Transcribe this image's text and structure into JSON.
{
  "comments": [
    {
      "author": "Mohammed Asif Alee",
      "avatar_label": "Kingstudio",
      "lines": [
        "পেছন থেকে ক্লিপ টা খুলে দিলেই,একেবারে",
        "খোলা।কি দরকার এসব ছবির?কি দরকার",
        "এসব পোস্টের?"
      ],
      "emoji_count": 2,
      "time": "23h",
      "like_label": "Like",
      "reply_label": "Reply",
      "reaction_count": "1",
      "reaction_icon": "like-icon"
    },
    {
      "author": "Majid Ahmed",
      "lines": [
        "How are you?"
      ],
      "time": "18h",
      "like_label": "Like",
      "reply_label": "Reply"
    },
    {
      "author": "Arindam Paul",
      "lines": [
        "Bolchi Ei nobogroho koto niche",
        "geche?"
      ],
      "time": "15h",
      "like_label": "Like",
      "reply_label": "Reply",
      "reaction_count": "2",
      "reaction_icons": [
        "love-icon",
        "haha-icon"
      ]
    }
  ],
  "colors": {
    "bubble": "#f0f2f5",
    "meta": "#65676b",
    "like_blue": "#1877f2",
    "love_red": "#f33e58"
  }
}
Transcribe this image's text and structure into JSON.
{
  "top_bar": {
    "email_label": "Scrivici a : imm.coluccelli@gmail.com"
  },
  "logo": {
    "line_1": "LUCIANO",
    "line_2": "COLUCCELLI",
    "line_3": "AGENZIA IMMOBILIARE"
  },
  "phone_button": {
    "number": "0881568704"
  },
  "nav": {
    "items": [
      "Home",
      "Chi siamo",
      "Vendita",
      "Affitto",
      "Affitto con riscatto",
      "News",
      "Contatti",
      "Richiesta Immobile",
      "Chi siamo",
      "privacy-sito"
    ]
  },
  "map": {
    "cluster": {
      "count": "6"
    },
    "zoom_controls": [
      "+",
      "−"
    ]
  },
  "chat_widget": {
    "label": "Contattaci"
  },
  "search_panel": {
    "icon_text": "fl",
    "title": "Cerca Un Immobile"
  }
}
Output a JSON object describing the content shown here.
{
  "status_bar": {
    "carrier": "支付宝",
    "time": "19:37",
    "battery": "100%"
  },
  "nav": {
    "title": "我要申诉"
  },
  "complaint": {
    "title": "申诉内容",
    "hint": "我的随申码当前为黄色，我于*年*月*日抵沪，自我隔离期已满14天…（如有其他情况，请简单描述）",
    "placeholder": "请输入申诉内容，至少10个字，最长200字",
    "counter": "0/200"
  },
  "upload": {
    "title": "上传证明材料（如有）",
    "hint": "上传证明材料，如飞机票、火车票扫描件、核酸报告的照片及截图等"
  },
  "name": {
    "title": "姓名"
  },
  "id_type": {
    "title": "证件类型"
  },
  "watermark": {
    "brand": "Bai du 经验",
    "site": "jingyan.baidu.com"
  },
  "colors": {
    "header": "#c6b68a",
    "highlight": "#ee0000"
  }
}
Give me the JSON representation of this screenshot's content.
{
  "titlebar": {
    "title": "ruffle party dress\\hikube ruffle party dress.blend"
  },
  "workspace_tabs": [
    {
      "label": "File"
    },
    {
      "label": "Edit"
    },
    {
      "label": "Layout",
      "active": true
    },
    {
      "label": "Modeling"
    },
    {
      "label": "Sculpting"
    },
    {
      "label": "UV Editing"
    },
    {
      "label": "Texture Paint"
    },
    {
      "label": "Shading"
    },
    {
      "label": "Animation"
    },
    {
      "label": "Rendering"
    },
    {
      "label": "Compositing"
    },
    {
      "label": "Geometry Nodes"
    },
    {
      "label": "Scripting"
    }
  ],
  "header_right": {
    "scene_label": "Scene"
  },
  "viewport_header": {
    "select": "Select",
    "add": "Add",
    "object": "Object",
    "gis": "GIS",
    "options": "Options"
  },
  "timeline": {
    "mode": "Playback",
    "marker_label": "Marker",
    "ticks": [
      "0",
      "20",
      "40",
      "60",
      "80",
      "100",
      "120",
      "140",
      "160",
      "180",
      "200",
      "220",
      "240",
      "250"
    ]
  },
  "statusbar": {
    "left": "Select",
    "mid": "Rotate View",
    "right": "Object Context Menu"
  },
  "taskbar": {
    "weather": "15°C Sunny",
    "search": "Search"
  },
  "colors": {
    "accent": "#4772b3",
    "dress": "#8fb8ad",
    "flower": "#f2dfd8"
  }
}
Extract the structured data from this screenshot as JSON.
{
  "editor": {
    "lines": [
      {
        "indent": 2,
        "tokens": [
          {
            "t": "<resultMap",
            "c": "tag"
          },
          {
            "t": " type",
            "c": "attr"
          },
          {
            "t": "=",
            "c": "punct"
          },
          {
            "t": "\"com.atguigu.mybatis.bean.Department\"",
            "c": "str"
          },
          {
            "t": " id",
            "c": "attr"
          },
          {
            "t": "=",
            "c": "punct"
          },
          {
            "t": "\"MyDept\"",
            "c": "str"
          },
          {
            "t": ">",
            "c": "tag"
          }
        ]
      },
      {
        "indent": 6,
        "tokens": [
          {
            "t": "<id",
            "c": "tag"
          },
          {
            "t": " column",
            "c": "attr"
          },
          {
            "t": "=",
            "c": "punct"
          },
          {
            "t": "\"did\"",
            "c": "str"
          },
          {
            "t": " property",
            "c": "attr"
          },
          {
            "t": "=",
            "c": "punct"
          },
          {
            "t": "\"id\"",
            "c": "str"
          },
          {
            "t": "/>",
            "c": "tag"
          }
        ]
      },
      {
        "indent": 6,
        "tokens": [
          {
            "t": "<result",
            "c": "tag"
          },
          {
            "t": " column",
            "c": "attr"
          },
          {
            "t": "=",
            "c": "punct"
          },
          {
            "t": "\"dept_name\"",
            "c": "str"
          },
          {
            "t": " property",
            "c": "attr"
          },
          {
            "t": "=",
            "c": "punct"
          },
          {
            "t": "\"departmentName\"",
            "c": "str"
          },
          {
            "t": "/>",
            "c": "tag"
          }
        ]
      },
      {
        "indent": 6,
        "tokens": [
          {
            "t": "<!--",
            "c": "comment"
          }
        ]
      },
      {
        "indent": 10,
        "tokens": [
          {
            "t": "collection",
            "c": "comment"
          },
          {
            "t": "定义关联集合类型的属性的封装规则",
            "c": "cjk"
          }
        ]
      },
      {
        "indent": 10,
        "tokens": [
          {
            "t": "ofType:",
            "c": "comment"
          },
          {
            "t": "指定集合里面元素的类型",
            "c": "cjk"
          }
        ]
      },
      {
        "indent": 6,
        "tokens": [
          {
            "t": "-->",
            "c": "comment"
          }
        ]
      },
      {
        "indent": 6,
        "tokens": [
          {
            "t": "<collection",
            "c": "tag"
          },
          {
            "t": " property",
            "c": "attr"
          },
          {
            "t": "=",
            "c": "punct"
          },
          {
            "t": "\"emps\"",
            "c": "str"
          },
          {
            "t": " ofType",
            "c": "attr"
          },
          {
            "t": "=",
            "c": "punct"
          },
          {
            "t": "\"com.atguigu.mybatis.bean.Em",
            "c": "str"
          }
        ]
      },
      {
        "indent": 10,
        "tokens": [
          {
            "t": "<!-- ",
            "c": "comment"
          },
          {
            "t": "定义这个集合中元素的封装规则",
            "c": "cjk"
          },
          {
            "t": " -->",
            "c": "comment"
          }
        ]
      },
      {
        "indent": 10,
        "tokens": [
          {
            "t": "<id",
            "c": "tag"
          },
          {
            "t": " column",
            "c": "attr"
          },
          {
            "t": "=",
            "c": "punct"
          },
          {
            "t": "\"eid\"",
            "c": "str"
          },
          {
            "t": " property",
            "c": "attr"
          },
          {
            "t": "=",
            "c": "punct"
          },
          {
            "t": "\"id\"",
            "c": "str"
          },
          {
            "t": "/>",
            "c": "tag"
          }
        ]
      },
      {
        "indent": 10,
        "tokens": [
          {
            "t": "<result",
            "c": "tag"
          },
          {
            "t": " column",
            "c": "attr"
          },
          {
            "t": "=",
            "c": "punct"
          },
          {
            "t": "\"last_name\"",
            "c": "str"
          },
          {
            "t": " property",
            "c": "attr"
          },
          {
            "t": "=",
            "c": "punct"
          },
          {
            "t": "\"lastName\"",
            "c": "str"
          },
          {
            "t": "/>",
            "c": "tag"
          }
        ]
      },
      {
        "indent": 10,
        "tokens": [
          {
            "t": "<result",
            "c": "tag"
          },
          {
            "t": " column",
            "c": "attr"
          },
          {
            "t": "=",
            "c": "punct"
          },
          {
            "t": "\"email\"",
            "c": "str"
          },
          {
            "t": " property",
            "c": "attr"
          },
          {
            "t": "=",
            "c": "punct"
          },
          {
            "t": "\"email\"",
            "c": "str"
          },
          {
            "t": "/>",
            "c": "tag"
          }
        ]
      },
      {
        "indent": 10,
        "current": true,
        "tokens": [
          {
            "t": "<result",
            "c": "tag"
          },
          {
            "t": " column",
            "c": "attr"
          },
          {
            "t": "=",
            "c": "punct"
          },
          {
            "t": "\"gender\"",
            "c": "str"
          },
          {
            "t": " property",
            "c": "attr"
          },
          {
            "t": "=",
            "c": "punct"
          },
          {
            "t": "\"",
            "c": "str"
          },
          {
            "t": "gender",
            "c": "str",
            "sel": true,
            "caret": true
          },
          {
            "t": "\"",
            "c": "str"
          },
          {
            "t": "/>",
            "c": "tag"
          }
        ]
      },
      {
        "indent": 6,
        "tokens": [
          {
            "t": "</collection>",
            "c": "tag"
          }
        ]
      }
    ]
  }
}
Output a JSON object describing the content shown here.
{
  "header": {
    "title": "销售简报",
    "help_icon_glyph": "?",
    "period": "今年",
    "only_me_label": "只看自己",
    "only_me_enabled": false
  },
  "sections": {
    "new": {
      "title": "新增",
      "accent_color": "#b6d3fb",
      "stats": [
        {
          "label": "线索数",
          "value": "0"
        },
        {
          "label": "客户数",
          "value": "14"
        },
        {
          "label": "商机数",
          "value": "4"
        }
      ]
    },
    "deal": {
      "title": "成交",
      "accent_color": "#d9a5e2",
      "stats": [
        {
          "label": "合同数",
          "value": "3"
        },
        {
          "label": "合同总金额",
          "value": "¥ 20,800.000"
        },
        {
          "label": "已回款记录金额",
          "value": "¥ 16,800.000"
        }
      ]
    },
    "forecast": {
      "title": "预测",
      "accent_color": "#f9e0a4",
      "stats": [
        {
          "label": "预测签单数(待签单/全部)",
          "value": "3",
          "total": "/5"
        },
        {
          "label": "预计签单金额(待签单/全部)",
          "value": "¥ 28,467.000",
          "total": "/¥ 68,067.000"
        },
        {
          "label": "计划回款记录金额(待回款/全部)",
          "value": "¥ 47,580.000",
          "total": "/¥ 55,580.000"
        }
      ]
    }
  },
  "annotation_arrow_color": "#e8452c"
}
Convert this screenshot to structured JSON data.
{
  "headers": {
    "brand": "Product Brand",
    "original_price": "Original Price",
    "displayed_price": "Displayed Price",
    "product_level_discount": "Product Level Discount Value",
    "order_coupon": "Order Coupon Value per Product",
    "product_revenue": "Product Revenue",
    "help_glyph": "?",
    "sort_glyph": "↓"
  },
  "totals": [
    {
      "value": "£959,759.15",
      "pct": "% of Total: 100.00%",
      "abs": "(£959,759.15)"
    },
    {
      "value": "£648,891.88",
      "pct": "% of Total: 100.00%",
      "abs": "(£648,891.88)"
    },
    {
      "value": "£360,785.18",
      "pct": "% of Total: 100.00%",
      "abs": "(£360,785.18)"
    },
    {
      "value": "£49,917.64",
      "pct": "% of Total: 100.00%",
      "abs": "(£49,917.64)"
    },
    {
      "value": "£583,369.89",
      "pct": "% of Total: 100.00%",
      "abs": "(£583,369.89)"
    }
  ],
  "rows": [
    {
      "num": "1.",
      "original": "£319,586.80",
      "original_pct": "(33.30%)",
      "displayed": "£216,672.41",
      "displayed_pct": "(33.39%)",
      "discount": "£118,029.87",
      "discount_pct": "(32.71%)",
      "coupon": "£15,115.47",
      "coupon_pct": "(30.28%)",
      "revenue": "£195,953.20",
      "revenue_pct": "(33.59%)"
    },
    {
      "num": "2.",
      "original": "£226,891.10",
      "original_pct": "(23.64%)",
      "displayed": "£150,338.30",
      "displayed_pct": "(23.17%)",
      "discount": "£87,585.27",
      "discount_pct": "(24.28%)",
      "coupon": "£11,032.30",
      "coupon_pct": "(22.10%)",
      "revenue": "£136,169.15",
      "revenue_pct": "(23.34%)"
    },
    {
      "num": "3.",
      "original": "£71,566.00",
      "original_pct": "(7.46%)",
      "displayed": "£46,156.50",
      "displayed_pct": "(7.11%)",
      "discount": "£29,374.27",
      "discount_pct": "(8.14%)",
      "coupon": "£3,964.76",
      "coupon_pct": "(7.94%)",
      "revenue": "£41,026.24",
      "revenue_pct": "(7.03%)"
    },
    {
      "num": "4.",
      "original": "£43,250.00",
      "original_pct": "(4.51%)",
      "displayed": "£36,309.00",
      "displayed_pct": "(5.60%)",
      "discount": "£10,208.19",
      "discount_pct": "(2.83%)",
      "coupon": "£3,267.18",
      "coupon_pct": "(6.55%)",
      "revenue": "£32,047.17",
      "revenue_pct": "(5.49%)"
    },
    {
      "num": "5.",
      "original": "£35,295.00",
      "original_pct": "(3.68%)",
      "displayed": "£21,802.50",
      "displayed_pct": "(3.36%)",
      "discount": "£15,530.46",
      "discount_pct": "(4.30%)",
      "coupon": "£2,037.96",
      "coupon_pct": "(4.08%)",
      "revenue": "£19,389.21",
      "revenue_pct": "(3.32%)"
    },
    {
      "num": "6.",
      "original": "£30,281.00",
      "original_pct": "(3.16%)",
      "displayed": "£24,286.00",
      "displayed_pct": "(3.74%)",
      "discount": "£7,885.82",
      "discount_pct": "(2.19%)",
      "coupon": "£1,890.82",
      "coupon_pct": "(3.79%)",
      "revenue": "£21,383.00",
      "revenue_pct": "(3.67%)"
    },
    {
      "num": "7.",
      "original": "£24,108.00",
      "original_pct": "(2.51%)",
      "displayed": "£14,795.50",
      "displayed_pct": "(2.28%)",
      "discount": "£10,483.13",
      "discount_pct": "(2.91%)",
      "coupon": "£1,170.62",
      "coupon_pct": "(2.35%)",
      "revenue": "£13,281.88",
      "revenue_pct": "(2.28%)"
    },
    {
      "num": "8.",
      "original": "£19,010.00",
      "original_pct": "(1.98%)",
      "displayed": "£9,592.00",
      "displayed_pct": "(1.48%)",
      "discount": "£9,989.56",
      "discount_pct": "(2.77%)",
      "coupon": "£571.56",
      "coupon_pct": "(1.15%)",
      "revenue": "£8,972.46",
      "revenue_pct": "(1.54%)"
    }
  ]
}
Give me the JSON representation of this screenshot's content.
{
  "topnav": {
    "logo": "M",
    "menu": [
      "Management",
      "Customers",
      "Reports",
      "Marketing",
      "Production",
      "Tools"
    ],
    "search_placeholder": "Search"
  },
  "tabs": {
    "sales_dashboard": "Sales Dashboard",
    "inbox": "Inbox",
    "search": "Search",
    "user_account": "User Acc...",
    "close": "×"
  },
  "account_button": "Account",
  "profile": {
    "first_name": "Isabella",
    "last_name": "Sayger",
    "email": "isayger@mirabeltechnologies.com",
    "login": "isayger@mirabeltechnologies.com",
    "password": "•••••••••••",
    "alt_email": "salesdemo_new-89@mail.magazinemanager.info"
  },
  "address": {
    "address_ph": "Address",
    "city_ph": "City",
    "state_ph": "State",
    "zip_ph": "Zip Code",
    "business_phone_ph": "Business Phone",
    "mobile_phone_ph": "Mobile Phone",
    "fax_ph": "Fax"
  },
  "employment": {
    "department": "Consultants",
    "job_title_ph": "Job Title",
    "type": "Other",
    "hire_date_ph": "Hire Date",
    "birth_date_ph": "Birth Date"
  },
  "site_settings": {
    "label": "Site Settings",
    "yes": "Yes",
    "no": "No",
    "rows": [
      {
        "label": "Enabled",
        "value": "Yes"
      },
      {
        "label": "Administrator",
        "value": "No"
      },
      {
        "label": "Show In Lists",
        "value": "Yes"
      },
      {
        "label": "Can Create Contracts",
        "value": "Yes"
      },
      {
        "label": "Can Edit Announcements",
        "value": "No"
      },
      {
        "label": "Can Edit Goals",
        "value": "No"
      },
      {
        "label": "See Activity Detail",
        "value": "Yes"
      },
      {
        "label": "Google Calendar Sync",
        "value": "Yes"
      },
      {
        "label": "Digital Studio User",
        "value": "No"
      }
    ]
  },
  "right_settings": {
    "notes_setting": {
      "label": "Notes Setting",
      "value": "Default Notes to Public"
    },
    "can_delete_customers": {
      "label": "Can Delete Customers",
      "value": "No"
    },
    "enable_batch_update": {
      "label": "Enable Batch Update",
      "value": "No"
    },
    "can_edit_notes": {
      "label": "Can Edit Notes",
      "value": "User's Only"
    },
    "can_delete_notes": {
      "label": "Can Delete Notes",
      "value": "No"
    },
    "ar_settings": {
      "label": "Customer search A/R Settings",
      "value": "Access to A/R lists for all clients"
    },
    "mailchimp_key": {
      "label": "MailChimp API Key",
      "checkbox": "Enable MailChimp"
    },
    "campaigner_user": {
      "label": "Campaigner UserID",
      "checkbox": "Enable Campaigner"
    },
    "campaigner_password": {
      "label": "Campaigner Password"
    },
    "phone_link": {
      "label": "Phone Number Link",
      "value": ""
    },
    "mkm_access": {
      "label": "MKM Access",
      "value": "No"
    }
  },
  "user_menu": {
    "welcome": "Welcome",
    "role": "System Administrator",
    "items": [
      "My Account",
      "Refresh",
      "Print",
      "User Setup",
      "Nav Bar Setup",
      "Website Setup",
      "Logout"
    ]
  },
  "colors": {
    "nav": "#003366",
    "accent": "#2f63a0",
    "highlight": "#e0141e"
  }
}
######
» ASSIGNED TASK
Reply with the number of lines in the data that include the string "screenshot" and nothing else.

» EXERCISE RESULT
4